It always seems to happen.
Whatever the details, it was a big chunk of change, which, amazingly, wasn’t enough.
These guys seem to wind up in debtor’s prison or the poor house, or both. It’s a shame, in a way, to see all that money wind up gone, but at least these guys stimulate the economy, right? I mean, that money didn’t just vanish; it just moved from his pockets to everybody else’s.
I’m really surprised that the professional sports leagues haven’t really come up with a solution to this widespread problem. Why haven’t they employed the likes of American Express, Fidelity, or some of the better-known financial institutions to not only teach these guys how to manage their money, but why not even do more than that?
Don’t you see a very lucrative niche here? I guess much of this is handled by the athletes’ agents. But maybe therein lies the problem.
Why not employ financial planners? Why not, instead of giving them x percent (10 percent, is that the going rate for “talent?”) on the front end, give them 7 percent on the backend?
If I make you money as a financial guru, give me a piece of it when it’s bigger? Then, there is an incentive for both parties to utilize my services?
What am I missing here?
Is it that these guys are so toxic that nobody wants to touch them? Are the sports agents so powerful that nobody can “break in” to this aspect of an athlete’s life?
Why aren’t the players unions more involved?
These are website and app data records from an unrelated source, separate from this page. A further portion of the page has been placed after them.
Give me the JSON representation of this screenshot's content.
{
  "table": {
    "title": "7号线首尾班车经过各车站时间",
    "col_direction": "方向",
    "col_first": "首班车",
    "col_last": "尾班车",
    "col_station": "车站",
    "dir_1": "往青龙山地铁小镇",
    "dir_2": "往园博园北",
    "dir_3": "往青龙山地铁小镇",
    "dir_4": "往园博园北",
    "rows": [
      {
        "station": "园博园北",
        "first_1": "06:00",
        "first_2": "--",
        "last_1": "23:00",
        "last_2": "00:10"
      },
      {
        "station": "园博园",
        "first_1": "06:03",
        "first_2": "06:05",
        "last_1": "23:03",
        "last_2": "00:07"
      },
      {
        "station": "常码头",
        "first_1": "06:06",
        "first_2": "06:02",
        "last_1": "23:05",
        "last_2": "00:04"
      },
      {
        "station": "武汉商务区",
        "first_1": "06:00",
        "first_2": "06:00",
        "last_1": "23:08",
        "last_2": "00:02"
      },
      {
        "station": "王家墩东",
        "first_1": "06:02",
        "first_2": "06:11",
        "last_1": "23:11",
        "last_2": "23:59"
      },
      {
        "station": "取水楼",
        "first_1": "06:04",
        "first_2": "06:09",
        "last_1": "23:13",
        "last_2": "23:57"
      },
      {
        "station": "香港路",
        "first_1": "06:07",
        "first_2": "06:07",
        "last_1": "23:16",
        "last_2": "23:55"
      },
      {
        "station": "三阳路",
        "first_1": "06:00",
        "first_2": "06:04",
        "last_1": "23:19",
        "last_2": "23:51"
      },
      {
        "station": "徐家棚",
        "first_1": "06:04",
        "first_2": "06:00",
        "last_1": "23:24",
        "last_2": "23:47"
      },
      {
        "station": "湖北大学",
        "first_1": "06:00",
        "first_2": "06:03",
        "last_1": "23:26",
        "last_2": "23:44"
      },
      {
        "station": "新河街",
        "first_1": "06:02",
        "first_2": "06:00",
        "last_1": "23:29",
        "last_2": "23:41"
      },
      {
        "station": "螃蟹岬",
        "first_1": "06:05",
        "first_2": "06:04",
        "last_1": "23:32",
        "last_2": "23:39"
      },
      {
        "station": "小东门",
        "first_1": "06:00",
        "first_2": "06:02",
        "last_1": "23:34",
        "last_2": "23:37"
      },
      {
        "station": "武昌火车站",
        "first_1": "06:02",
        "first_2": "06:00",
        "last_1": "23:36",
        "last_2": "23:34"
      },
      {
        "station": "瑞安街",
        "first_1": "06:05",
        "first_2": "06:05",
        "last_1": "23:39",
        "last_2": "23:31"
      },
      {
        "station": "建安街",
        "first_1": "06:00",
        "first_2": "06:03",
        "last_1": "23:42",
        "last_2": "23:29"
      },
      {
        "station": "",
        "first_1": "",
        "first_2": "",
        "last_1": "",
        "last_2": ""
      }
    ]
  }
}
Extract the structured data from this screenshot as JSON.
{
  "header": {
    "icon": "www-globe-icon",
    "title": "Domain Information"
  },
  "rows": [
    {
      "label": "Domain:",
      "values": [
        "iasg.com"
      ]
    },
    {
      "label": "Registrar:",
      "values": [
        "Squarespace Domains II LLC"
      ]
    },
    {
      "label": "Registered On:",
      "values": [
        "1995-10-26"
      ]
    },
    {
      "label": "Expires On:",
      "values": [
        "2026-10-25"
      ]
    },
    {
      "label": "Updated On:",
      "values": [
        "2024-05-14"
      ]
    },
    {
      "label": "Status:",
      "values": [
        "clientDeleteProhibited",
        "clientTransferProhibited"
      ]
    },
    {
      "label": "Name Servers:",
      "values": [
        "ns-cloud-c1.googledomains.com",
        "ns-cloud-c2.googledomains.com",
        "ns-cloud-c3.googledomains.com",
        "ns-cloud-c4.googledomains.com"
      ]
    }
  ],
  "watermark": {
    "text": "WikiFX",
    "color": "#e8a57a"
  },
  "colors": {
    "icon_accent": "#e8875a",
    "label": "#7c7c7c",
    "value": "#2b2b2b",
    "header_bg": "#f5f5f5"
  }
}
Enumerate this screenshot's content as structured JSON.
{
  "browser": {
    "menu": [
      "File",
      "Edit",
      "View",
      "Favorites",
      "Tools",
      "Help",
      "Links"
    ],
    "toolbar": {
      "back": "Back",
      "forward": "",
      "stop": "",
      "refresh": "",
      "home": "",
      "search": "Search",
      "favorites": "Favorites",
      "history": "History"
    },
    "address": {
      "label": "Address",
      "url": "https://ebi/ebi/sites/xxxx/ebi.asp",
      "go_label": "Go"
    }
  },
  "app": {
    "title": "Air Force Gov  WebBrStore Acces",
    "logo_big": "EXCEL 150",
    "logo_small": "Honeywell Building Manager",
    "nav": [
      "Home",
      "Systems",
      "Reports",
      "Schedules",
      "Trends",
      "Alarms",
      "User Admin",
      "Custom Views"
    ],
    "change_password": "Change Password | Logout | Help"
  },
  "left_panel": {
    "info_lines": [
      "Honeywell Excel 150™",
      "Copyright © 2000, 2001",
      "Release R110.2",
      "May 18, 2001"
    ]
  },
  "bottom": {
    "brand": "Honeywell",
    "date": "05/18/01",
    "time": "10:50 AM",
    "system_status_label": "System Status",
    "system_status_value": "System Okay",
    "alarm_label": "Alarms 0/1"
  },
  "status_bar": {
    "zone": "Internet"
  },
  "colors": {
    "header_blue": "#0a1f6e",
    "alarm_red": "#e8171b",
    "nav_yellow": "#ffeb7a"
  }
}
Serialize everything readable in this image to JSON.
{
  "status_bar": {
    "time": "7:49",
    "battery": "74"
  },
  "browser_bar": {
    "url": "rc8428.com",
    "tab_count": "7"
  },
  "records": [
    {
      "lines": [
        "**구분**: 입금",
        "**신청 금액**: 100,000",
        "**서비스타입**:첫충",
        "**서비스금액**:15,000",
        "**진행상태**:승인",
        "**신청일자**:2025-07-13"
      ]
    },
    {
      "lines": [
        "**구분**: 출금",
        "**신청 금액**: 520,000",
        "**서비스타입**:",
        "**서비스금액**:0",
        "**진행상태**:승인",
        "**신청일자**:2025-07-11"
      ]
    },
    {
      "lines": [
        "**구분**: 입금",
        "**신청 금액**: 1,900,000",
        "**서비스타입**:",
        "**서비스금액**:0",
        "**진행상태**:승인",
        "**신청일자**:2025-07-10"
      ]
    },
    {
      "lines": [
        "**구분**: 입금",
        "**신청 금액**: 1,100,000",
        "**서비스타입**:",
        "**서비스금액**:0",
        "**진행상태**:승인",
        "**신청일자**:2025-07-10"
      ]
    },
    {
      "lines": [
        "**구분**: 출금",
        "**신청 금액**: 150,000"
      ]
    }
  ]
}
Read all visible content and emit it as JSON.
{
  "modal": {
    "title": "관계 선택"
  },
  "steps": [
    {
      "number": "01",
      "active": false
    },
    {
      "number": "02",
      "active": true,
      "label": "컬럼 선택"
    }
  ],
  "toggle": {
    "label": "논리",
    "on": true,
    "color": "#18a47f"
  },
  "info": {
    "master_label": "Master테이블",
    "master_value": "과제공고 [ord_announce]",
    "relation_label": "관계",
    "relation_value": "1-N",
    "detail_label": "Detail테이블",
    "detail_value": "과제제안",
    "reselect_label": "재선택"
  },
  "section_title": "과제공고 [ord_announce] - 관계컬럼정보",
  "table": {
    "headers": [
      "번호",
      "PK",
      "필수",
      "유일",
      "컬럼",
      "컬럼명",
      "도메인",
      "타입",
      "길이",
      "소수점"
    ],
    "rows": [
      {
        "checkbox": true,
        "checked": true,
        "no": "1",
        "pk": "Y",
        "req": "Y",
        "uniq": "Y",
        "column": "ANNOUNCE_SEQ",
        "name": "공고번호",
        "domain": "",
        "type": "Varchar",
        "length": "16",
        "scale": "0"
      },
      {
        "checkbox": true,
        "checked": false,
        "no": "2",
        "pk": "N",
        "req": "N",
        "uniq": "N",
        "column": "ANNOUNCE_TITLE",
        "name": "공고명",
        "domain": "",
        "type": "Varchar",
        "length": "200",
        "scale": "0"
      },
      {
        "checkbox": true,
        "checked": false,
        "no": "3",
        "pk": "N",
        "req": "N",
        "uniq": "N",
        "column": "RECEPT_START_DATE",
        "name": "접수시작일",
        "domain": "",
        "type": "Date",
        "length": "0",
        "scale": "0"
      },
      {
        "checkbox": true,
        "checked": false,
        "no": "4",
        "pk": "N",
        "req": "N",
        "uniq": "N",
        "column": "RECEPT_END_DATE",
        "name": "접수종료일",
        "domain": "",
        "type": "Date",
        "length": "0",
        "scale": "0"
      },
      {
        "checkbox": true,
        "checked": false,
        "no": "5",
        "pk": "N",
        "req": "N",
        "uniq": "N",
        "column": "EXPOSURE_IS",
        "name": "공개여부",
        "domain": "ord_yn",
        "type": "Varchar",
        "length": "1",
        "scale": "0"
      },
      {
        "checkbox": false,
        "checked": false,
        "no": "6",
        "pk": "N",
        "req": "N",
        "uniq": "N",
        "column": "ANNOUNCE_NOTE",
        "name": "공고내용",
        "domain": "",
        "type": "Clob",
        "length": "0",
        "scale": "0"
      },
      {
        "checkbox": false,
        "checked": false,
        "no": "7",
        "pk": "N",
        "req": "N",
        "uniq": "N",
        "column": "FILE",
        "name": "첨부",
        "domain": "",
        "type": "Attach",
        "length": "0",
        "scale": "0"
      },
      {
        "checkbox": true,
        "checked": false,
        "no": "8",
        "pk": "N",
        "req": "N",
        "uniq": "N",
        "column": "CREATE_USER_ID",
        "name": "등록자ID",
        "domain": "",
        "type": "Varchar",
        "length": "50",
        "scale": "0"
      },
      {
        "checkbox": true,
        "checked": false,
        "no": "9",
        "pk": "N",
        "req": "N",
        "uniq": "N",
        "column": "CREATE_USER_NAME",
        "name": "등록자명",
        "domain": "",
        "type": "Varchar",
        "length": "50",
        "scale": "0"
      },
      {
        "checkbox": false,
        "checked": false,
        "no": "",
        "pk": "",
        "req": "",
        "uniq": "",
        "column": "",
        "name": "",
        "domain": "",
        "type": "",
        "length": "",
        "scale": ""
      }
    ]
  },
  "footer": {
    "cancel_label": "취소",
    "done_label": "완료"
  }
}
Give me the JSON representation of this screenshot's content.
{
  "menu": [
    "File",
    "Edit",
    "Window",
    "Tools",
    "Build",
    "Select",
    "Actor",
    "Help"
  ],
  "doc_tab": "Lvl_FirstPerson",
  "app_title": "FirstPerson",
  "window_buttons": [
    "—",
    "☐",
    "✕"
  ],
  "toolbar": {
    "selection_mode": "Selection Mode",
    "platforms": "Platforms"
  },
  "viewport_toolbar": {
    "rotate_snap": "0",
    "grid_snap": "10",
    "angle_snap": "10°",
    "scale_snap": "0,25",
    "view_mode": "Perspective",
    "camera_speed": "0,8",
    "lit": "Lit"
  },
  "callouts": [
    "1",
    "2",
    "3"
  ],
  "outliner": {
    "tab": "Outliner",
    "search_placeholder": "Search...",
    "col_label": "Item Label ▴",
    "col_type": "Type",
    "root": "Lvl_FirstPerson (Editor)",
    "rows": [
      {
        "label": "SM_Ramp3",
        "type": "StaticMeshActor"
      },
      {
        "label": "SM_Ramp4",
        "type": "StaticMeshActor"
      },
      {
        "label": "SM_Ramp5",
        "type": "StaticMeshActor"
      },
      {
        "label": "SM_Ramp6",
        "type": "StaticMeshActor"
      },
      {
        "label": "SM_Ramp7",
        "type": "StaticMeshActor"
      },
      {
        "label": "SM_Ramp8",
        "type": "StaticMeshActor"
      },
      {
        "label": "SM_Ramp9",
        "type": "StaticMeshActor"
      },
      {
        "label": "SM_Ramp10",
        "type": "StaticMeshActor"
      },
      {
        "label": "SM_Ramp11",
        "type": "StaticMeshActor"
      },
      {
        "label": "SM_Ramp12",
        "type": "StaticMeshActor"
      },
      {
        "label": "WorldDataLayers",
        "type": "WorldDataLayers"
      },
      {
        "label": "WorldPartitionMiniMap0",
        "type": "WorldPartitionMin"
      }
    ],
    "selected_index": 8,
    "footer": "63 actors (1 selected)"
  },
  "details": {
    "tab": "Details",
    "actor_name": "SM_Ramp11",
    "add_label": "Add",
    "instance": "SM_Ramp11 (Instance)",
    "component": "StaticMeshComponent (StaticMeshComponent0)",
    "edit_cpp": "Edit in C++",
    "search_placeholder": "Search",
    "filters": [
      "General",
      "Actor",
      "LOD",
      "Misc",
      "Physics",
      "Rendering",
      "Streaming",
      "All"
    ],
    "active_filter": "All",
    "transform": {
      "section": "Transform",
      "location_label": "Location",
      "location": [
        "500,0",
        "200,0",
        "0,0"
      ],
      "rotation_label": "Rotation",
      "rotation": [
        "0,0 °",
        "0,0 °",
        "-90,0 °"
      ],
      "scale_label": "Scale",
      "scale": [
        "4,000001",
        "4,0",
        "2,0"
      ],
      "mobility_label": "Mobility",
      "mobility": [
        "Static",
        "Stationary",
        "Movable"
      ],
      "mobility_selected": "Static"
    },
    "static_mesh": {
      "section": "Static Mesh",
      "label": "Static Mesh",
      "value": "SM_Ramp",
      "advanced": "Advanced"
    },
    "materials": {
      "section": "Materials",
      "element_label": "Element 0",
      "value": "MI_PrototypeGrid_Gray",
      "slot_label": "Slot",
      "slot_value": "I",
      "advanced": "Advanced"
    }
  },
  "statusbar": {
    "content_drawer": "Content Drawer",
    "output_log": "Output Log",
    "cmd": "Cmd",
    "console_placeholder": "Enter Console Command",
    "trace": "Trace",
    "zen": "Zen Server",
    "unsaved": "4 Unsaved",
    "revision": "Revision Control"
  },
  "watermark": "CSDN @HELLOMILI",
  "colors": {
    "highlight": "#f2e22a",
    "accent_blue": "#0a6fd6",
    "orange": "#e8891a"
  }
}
Or are they in on the money grab, too?
Just think what a really talented money manager could make out of an NBA star? It boggles the mind how much better off he could make not only the athlete, but the athlete’s community. And all without the extreme sadness experienced by the once highly-sought after athlete, once he is put out to pasture.